● **Work task**
In the records, find each line where "Edges" occurs, and copy it.

● **Extracted information**
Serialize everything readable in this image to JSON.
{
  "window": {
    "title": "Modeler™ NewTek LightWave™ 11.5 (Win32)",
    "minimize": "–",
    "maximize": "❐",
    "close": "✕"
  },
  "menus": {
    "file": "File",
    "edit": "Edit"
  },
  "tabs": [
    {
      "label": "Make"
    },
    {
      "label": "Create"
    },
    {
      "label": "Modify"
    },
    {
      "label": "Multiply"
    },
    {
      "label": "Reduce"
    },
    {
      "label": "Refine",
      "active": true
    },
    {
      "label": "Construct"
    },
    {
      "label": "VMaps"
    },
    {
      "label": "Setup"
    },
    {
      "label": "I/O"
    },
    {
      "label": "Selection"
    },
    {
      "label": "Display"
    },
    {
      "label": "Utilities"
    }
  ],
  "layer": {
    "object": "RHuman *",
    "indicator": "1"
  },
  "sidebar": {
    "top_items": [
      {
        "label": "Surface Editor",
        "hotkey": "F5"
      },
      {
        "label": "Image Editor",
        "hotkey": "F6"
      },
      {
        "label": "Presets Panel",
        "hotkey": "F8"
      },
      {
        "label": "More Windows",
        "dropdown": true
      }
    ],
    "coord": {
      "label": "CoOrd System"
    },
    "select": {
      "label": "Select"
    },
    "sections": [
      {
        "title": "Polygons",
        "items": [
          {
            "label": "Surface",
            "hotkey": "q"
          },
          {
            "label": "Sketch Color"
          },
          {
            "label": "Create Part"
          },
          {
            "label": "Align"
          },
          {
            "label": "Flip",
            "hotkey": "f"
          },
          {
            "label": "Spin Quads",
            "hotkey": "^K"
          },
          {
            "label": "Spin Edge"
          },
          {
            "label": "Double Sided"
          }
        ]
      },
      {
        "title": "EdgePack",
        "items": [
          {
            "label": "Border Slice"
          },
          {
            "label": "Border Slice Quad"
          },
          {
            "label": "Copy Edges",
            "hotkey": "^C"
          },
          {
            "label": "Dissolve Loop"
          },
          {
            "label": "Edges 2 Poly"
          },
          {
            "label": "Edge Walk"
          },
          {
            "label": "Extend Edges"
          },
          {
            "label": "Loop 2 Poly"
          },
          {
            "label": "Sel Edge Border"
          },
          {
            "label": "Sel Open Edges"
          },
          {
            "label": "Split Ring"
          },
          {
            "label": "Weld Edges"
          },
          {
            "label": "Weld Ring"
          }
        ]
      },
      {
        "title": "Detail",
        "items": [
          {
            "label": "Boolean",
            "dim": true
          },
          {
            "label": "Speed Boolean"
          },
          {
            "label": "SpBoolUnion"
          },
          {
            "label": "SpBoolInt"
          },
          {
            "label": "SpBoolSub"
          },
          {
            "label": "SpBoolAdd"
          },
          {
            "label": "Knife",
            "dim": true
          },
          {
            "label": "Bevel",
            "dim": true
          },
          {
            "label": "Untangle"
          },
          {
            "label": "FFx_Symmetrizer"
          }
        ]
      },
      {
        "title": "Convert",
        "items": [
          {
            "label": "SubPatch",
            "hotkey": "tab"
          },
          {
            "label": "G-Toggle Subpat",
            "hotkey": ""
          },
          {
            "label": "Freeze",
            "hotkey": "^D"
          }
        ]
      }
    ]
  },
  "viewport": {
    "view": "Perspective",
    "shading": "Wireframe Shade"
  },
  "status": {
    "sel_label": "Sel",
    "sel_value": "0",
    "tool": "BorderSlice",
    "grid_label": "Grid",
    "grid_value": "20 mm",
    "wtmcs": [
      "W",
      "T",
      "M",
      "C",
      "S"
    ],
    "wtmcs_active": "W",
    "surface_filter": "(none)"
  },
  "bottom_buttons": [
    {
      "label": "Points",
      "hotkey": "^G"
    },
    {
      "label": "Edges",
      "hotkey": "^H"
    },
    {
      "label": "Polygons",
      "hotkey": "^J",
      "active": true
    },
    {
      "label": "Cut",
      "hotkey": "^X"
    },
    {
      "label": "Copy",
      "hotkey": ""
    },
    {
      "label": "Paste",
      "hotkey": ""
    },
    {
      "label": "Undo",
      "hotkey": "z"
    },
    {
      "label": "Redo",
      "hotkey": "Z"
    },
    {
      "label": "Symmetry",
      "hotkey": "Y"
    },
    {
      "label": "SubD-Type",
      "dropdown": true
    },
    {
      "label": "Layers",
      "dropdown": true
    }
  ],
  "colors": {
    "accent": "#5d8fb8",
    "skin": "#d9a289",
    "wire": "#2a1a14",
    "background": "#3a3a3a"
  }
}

● **Response to this task**
            "label": "Copy Edges",
            "label": "Edges 2 Poly"
            "label": "Extend Edges"
            "label": "Sel Open Edges"
            "label": "Weld Edges"
      "label": "Edges",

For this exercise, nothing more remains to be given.